is a lexically scoped
, purely functional
subset of Lisp
") developed as a testbed for functional programming
concepts. It was first used for early experimentation with lazy evaluation
. An SECD machine
-based implementation written in an ALGOL
variant was published by the developer Peter Henderson
. The compiler
and virtual machine
are highly portable
and as a result have been implemented on many machines.
The base language provides the following functions only but extensions are discussed in Henderson's book for the explicit support of lazy evaluation and non-deterministic programming

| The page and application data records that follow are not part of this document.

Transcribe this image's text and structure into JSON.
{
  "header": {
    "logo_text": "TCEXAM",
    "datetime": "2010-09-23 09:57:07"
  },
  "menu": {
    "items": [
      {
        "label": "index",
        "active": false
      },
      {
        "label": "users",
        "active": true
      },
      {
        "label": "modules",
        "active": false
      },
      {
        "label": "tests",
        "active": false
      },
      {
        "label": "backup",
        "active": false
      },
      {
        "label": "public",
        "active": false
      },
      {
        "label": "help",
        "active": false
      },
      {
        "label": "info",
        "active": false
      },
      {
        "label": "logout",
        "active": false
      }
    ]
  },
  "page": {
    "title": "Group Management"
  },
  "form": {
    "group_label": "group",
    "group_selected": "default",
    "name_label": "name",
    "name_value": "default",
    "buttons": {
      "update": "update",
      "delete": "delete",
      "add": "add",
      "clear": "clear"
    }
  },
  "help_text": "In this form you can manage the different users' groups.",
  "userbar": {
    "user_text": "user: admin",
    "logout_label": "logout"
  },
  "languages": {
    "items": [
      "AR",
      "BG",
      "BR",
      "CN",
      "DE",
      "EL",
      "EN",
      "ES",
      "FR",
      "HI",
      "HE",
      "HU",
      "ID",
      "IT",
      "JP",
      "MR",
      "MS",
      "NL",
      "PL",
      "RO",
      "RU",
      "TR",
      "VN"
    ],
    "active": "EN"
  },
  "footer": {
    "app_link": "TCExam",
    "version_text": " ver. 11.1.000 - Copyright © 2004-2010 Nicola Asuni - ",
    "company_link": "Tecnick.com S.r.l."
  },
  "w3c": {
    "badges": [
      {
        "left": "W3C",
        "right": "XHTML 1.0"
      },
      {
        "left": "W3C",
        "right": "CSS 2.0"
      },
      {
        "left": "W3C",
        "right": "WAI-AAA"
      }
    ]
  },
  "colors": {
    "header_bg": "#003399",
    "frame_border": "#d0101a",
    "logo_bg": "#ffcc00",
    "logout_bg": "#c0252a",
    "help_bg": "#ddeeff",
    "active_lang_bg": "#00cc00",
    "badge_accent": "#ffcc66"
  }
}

.atom: given an expression returns True if its value is atomic; False if not.add: given two expressions returns the sum of their numeric values.car: given an expression whose value is a pair, returns the pair's first value.cdr: given an expression whose value is a pair, returns the pair's second value.cons: given two expressions returns a value pair consisting of their values.div: given two expressions returns the dividend of their numeric values.eq: given two expressions returns True if their values are equal; False if not.if: given three expressions returns the value of the second if the value of the first is True, otherwise returns the value of the third.lambda: given an expression, returns that expression as an evaluable value.let: given a list of named expressions, returns that list as a single evaluable value.letrec: given a list of named expressions, returns that list as a single evaluable value.leq: given two expressions, returns True if the value of the first is numerically less than or equal to the value of the second; False if not.rem: given two expressions, returns the remainder of their numeric values.mul: given two expressions, returns the product of their numeric values.quote: given an expression, returns that expression as a value.sub: given two expressions, returns the difference of their numeric values.

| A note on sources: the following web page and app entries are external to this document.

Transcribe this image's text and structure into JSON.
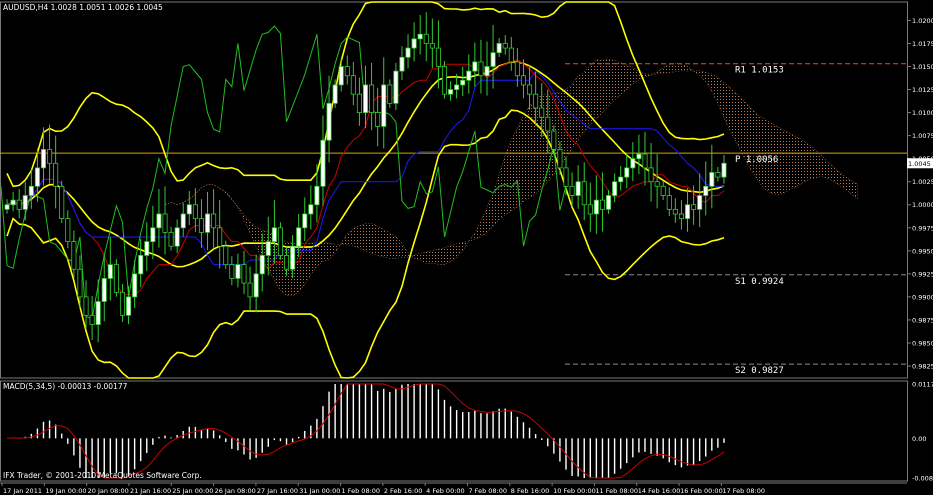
{
  "header": {
    "main_label": "AUDUSD,H4  1.0028 1.0051 1.0026 1.0045",
    "macd_label": "MACD(5,34,5) -0.00013 -0.00177",
    "copyright": "IFX Trader, © 2001-2010 MetaQuotes Software Corp."
  },
  "colors": {
    "background": "#000000",
    "candle": "#32CD32",
    "bull_body": "#ffffff",
    "bollinger": "#ffff00",
    "chikou": "#1fbf1f",
    "tenkan": "#cc0000",
    "kijun": "#1a1aff",
    "kumo": "#c8875a",
    "kumo_alt": "#b8b8b8",
    "pivot_p": "#d9a500",
    "pivot_r1": "#d9532b",
    "pivot_s": "#8c8c8c",
    "macd_hist": "#ffffff",
    "macd_signal": "#cc0000"
  },
  "chart_data": [
    {
      "type": "candlestick",
      "y_ticks": [
        "1.0200",
        "1.0175",
        "1.0150",
        "1.0125",
        "1.0100",
        "1.0075",
        "1.0050",
        "1.0025",
        "1.0000",
        "0.9975",
        "0.9950",
        "0.9925",
        "0.9900",
        "0.9875",
        "0.9850",
        "0.9825"
      ],
      "ylim": [
        0.9812,
        1.022
      ],
      "current_price": "1.0045",
      "x_ticks": [
        "17 Jan 2011",
        "19 Jan 00:00",
        "20 Jan 08:00",
        "21 Jan 16:00",
        "25 Jan 00:00",
        "26 Jan 08:00",
        "27 Jan 16:00",
        "31 Jan 00:00",
        "1 Feb 08:00",
        "2 Feb 16:00",
        "4 Feb 00:00",
        "7 Feb 08:00",
        "8 Feb 16:00",
        "10 Feb 00:00",
        "11 Feb 08:00",
        "14 Feb 16:00",
        "16 Feb 00:00",
        "17 Feb 08:00"
      ],
      "levels": [
        {
          "name": "R1",
          "value": 1.0153,
          "label": "R1 1.0153"
        },
        {
          "name": "P",
          "value": 1.0056,
          "label": "P 1.0056"
        },
        {
          "name": "S1",
          "value": 0.9924,
          "label": "S1 0.9924"
        },
        {
          "name": "S2",
          "value": 0.9827,
          "label": "S2 0.9827"
        }
      ],
      "close": [
        1.0,
        1.0005,
        0.9995,
        1.001,
        1.002,
        1.004,
        1.006,
        1.0045,
        1.002,
        0.9985,
        0.996,
        0.993,
        0.99,
        0.988,
        0.987,
        0.9895,
        0.992,
        0.9935,
        0.9905,
        0.988,
        0.99,
        0.9925,
        0.9945,
        0.996,
        0.9975,
        0.999,
        0.997,
        0.9955,
        0.9975,
        0.999,
        1.0,
        0.9985,
        0.997,
        0.999,
        0.9975,
        0.9955,
        0.9935,
        0.992,
        0.9935,
        0.9915,
        0.99,
        0.9925,
        0.9945,
        0.996,
        0.9975,
        0.9945,
        0.993,
        0.9955,
        0.9975,
        0.999,
        1.0,
        1.002,
        1.007,
        1.011,
        1.013,
        1.015,
        1.014,
        1.012,
        1.01,
        1.013,
        1.01,
        1.0085,
        1.013,
        1.011,
        1.0145,
        1.016,
        1.017,
        1.018,
        1.0185,
        1.0175,
        1.017,
        1.015,
        1.012,
        1.0125,
        1.013,
        1.0135,
        1.0145,
        1.0155,
        1.014,
        1.015,
        1.0165,
        1.0175,
        1.017,
        1.0155,
        1.014,
        1.013,
        1.012,
        1.0105,
        1.0095,
        1.008,
        1.006,
        1.004,
        1.002,
        1.001,
        1.0025,
        1.0,
        0.999,
        1.0005,
        0.9995,
        1.001,
        1.0025,
        1.003,
        1.004,
        1.005,
        1.0055,
        1.004,
        1.0025,
        1.002,
        1.001,
        0.9995,
        0.999,
        0.9985,
        1.0,
        0.9995,
        1.001,
        1.002,
        1.0035,
        1.003,
        1.0045
      ]
    },
    {
      "type": "bar",
      "name": "MACD(5,34,5)",
      "y_ticks": [
        "0.01179",
        "0.00",
        "-0.00861"
      ],
      "ylim": [
        -0.00861,
        0.01179
      ]
    }
  ]
}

The functions, lambda, let, and letrec, are similar but have subtle differences in the way that they treat named variables which make them useful in different ways. lambda defines and returns a function, let assigns expressions to variable names, and letrec is essentially similar to let except it allows for the definition of recursive functions.
- Peter Henderson, "Functional Programming: Application and Implementation", 1980, Prentice Hall (ISBN 0-13-331579-7)
- Peter Henderson, Geraint A. Jones, and Simon B. Jones, "The LispKit Manual" (ISBN 0-902928-18-X)
- http://lispkit.members.beeb.net/ - New GNU Pascal LispKit port.
- http://www.cs.uml.edu/~giam/DPL/Code/lispkit/LKIT-2/ - Archive of old LispKit LISP code and files.
- http://perun.im.ns.ac.yu/radovanovic/publications/2002-prim-lisp.pdf - Paper about a LispKit LISP implementation in Java.